Omit the pictures and copy the entries exactly.

======

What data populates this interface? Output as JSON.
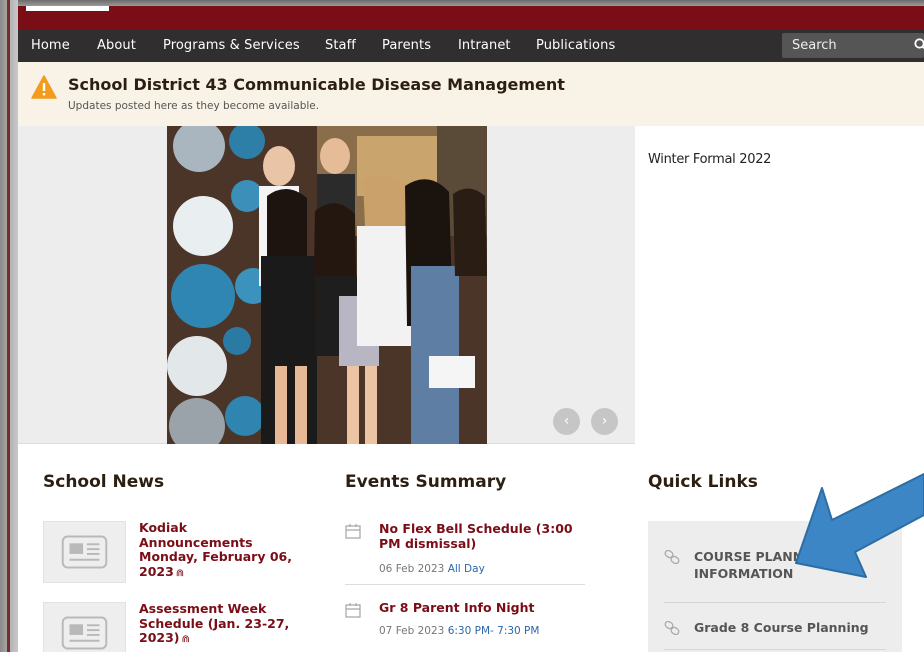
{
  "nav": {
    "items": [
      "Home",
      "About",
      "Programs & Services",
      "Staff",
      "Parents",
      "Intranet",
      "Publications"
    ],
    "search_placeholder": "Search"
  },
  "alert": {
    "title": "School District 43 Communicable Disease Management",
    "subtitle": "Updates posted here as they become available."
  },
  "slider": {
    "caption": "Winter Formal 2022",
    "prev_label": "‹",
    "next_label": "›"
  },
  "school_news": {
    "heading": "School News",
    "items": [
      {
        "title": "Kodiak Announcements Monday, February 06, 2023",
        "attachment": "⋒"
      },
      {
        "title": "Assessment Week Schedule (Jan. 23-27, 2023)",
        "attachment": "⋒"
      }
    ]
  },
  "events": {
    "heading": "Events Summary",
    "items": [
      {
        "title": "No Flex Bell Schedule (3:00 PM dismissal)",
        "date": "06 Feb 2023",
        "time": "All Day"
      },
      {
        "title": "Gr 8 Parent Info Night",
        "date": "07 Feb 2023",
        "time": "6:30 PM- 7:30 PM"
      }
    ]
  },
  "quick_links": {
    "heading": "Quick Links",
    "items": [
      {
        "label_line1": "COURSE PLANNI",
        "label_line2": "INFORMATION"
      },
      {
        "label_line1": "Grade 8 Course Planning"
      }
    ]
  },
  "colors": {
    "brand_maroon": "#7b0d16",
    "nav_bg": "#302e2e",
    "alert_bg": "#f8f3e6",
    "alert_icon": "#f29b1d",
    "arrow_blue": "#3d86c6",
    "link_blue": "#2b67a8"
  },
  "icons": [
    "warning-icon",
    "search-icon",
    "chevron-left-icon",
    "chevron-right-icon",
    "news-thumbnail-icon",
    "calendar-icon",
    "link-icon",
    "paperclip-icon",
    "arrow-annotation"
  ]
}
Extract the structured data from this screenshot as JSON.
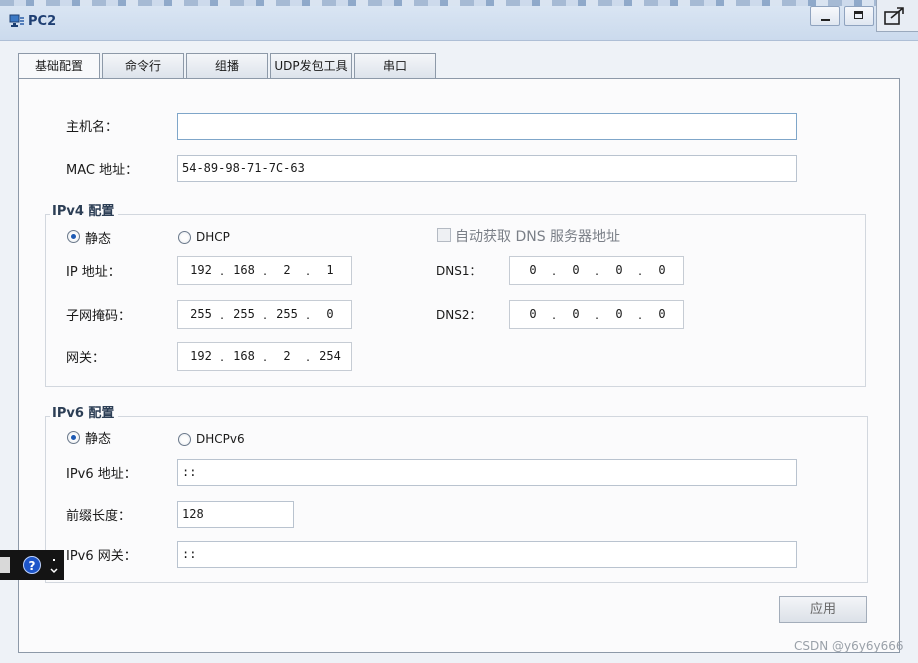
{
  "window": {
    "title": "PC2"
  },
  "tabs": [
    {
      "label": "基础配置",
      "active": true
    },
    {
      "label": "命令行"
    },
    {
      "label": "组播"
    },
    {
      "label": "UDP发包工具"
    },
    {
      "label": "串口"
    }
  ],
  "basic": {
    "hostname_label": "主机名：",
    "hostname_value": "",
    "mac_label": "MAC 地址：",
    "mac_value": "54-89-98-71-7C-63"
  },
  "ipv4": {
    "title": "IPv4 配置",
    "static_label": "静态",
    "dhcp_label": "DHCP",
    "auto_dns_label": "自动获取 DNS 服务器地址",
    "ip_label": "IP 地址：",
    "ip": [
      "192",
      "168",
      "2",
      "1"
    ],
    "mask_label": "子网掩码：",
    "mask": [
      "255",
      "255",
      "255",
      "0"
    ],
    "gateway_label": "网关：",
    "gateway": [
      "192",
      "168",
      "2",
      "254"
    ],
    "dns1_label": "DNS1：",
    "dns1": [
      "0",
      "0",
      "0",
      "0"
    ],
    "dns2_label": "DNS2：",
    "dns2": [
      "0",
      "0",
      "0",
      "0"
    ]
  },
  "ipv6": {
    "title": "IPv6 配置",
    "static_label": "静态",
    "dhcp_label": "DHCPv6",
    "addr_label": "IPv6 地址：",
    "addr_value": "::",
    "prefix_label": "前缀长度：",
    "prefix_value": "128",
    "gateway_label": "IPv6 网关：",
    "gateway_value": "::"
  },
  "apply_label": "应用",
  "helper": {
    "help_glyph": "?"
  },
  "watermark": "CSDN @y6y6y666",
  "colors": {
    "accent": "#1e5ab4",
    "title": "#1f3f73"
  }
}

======

### [Solution to this task]
What data populates this interface? Output as JSON.
{
  "nav": {
    "items": [
      "Home",
      "About",
      "Programs & Services",
      "Staff",
      "Parents",
      "Intranet",
      "Publications"
    ],
    "search_placeholder": "Search"
  },
  "alert": {
    "title": "School District 43 Communicable Disease Management",
    "subtitle": "Updates posted here as they become available."
  },
  "slider": {
    "caption": "Winter Formal 2022",
    "prev_label": "‹",
    "next_label": "›"
  },
  "school_news": {
    "heading": "School News",
    "items": [
      {
        "title": "Kodiak Announcements Monday, February 06, 2023",
        "attachment": "⋒"
      },
      {
        "title": "Assessment Week Schedule (Jan. 23-27, 2023)",
        "attachment": "⋒"
      }
    ]
  },
  "events": {
    "heading": "Events Summary",
    "items": [
      {
        "title": "No Flex Bell Schedule (3:00 PM dismissal)",
        "date": "06 Feb 2023",
        "time": "All Day"
      },
      {
        "title": "Gr 8 Parent Info Night",
        "date": "07 Feb 2023",
        "time": "6:30 PM- 7:30 PM"
      }
    ]
  },
  "quick_links": {
    "heading": "Quick Links",
    "items": [
      {
        "label_line1": "COURSE PLANNI",
        "label_line2": "INFORMATION"
      },
      {
        "label_line1": "Grade 8 Course Planning"
      }
    ]
  },
  "colors": {
    "brand_maroon": "#7b0d16",
    "nav_bg": "#302e2e",
    "alert_bg": "#f8f3e6",
    "alert_icon": "#f29b1d",
    "arrow_blue": "#3d86c6",
    "link_blue": "#2b67a8"
  },
  "icons": [
    "warning-icon",
    "search-icon",
    "chevron-left-icon",
    "chevron-right-icon",
    "news-thumbnail-icon",
    "calendar-icon",
    "link-icon",
    "paperclip-icon",
    "arrow-annotation"
  ]
}
Extract the structured data from this screenshot as JSON.
{
  "window": {
    "title": "PC2"
  },
  "tabs": [
    {
      "label": "基础配置",
      "active": true
    },
    {
      "label": "命令行"
    },
    {
      "label": "组播"
    },
    {
      "label": "UDP发包工具"
    },
    {
      "label": "串口"
    }
  ],
  "basic": {
    "hostname_label": "主机名：",
    "hostname_value": "",
    "mac_label": "MAC 地址：",
    "mac_value": "54-89-98-71-7C-63"
  },
  "ipv4": {
    "title": "IPv4 配置",
    "static_label": "静态",
    "dhcp_label": "DHCP",
    "auto_dns_label": "自动获取 DNS 服务器地址",
    "ip_label": "IP 地址：",
    "ip": [
      "192",
      "168",
      "2",
      "1"
    ],
    "mask_label": "子网掩码：",
    "mask": [
      "255",
      "255",
      "255",
      "0"
    ],
    "gateway_label": "网关：",
    "gateway": [
      "192",
      "168",
      "2",
      "254"
    ],
    "dns1_label": "DNS1：",
    "dns1": [
      "0",
      "0",
      "0",
      "0"
    ],
    "dns2_label": "DNS2：",
    "dns2": [
      "0",
      "0",
      "0",
      "0"
    ]
  },
  "ipv6": {
    "title": "IPv6 配置",
    "static_label": "静态",
    "dhcp_label": "DHCPv6",
    "addr_label": "IPv6 地址：",
    "addr_value": "::",
    "prefix_label": "前缀长度：",
    "prefix_value": "128",
    "gateway_label": "IPv6 网关：",
    "gateway_value": "::"
  },
  "apply_label": "应用",
  "helper": {
    "help_glyph": "?"
  },
  "watermark": "CSDN @y6y6y666",
  "colors": {
    "accent": "#1e5ab4",
    "title": "#1f3f73"
  }
}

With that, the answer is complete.